  • "Rodrigo/Bacarisse" (Concertos) (Deutsche Grammophon, 439 5262)
  • "Johann Sebastian Bach: Werke für Laute" (Works for Lute - Recording on Ten-String Guitar) (Deutsche Grammophon, 445 714-2 & 445 715-2)
  • "Rodrigo/Halffter/Castelnuovo-Tedesco" (Concertos) (Deutsche Grammophon, 449 098-2)
  • "Domenico Scarlatti: Sonatas" (Deutsche Grammophon, 457 325-2 & 413 783-2)
  • "Guitar Recital" (Deutsche Grammophon, 459 565-2)
  • "Asturias: Art of the Guitar" (Deutsche Grammophon, 459 613-2)
  • "Narciso Yepes" (Collectors Edition box set) (Deutsche Grammophon, 474 667-2 to 474 671-2)
  • "20th Century Guitar Works" (Deutsche Grammophon)
  • "Guitar Music of Five Centuries" (Deutsche Grammophon)
  • "G.P. Telemann" (Duos with Godelieve Monden) (Deutsche Grammophon)
  • "Guitar Duos" (with Godelieve Monden) (BMG)
  • "Leonardo Balada: Symphonies" ('Persistencies') (Albany, TROY474)

Works Composed for or Dedicated to Narciso Yepes (a partial list)
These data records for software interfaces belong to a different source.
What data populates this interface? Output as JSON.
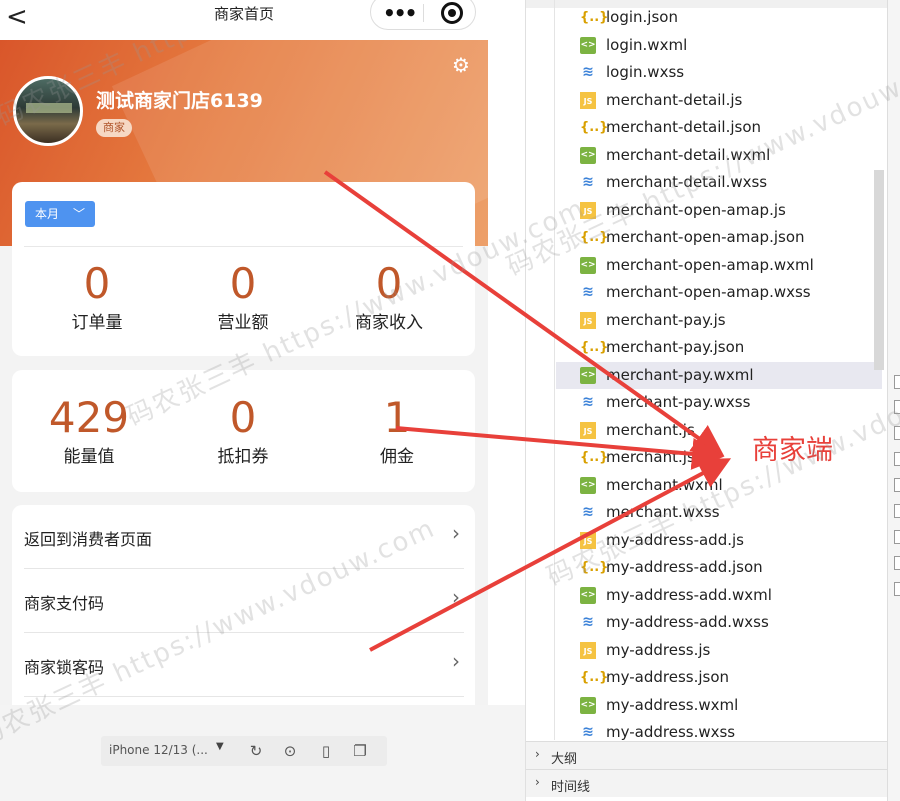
{
  "simulator": {
    "nav_title": "商家首页",
    "back_glyph": "<",
    "shop_name": "测试商家门店6139",
    "shop_tag": "商家",
    "period_label": "本月",
    "stats_top": [
      {
        "value": "0",
        "label": "订单量"
      },
      {
        "value": "0",
        "label": "营业额"
      },
      {
        "value": "0",
        "label": "商家收入"
      }
    ],
    "stats_bottom": [
      {
        "value": "429",
        "label": "能量值"
      },
      {
        "value": "0",
        "label": "抵扣券"
      },
      {
        "value": "1",
        "label": "佣金"
      }
    ],
    "menu": [
      {
        "label": "返回到消费者页面"
      },
      {
        "label": "商家支付码"
      },
      {
        "label": "商家锁客码"
      }
    ],
    "device": "iPhone 12/13 (...",
    "accent": "#c0582a",
    "hero_color": "#e06a33"
  },
  "file_tree": {
    "files": [
      {
        "name": "login.json",
        "type": "json"
      },
      {
        "name": "login.wxml",
        "type": "wxml"
      },
      {
        "name": "login.wxss",
        "type": "wxss"
      },
      {
        "name": "merchant-detail.js",
        "type": "js"
      },
      {
        "name": "merchant-detail.json",
        "type": "json"
      },
      {
        "name": "merchant-detail.wxml",
        "type": "wxml"
      },
      {
        "name": "merchant-detail.wxss",
        "type": "wxss"
      },
      {
        "name": "merchant-open-amap.js",
        "type": "js"
      },
      {
        "name": "merchant-open-amap.json",
        "type": "json"
      },
      {
        "name": "merchant-open-amap.wxml",
        "type": "wxml"
      },
      {
        "name": "merchant-open-amap.wxss",
        "type": "wxss"
      },
      {
        "name": "merchant-pay.js",
        "type": "js"
      },
      {
        "name": "merchant-pay.json",
        "type": "json"
      },
      {
        "name": "merchant-pay.wxml",
        "type": "wxml",
        "selected": true
      },
      {
        "name": "merchant-pay.wxss",
        "type": "wxss"
      },
      {
        "name": "merchant.js",
        "type": "js"
      },
      {
        "name": "merchant.json",
        "type": "json"
      },
      {
        "name": "merchant.wxml",
        "type": "wxml"
      },
      {
        "name": "merchant.wxss",
        "type": "wxss"
      },
      {
        "name": "my-address-add.js",
        "type": "js"
      },
      {
        "name": "my-address-add.json",
        "type": "json"
      },
      {
        "name": "my-address-add.wxml",
        "type": "wxml"
      },
      {
        "name": "my-address-add.wxss",
        "type": "wxss"
      },
      {
        "name": "my-address.js",
        "type": "js"
      },
      {
        "name": "my-address.json",
        "type": "json"
      },
      {
        "name": "my-address.wxml",
        "type": "wxml"
      },
      {
        "name": "my-address.wxss",
        "type": "wxss"
      }
    ],
    "sections": [
      {
        "label": "大纲"
      },
      {
        "label": "时间线"
      }
    ]
  },
  "annotation": {
    "callout": "商家端",
    "color": "#e8403a"
  },
  "watermark": {
    "text": "码农张三丰 https://www.vdouw.com"
  },
  "icons": {
    "back": "chevron-left-icon",
    "more": "more-dots-icon",
    "target": "record-target-icon",
    "settings": "gear-icon",
    "menu_arrow": "chevron-right-icon",
    "refresh": "refresh-icon",
    "stop": "stop-icon",
    "phone": "phone-icon",
    "window": "window-icon"
  }
}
  • Concepción Lebrero: Remembranza de Juan de la Cruz
  • Estanislao Marco: Guajira
  • Tomás Marco: Concierto "Eco"
  • Joaquin Rodrigo: En los trigales (1939)
  • Manuel Palau: Concierto levantino
  • Manuel Palau: Ayer
  • Manuel Palau: Sonata
  • Salvador Bacarisse: Concertino in A-minor
  • Salvador Bacarisse: Suite
  • Salvador Bacarisse: Ballade
  • Maurice Ohana: Tiento (1955)
  • Maurice Ohana: Concerto "Trois Graphiques" (1950-7)
  • Maurice Ohana: Si le jou paraît... (1963)
  • Cristobal Halffter: Codex 1 (1963)
  • Leo Brouwer: Tarantos
  • alcides lanza: modulos I (1965)
  • Leonardo Balada: Guitar Concerto No. 1 (1965)
  • Antonio Ruiz-Pipó: Cinqo Movimientos (1965)
  • Antonio Ruiz-Pipó: Canciones y Danzas
  • Leonardo Balada: Analogías (1967)
  • Antonio Ruiz-Pipó: "Tablas" Concerto (1968-69/72)
  • Vicente Asencio: Collectici íntim (1970)
  • Vicente Asencio: Suite de Homenajes
  • Bruno Maderna: Y después (1971)
  • Leonardo Balada: "Persistencias" Sinfonía-concertante (1972)
  • Jorge Labrouve: Enigma op. 9 (1974)
  • Jorge Labrouve: Juex op. 12 (Concertino) (1975)
  • Luigi Donorà: Rito (1975)
  • Francisco Casanovas: La gata i el belitre
  • Miguel Ángel Cherubito: Suite popolar Argentina
  • José Peris: Elegía
  • Xavier Montsalvatge: Metamorfosis de Concierto (1980)
  • Xavier Montsalvatge: Fantasía para guitarra y arpa (1983)
  • Federico Mompou: Canço i dansa no. 13

External links

Photos

Articles

Recordings

References

  1. ^ Ramirez III, Jose (1994), "The Ten-String Guitar" in Things About the Guitar, pp. 137-141.[ISBN 8487969402], Bold Strummer 
  2. ^ [1] Narciso Yepes official website (in Spanish)

Advertisements






Got something to say? Make a comment.
Your name
Your email address
Message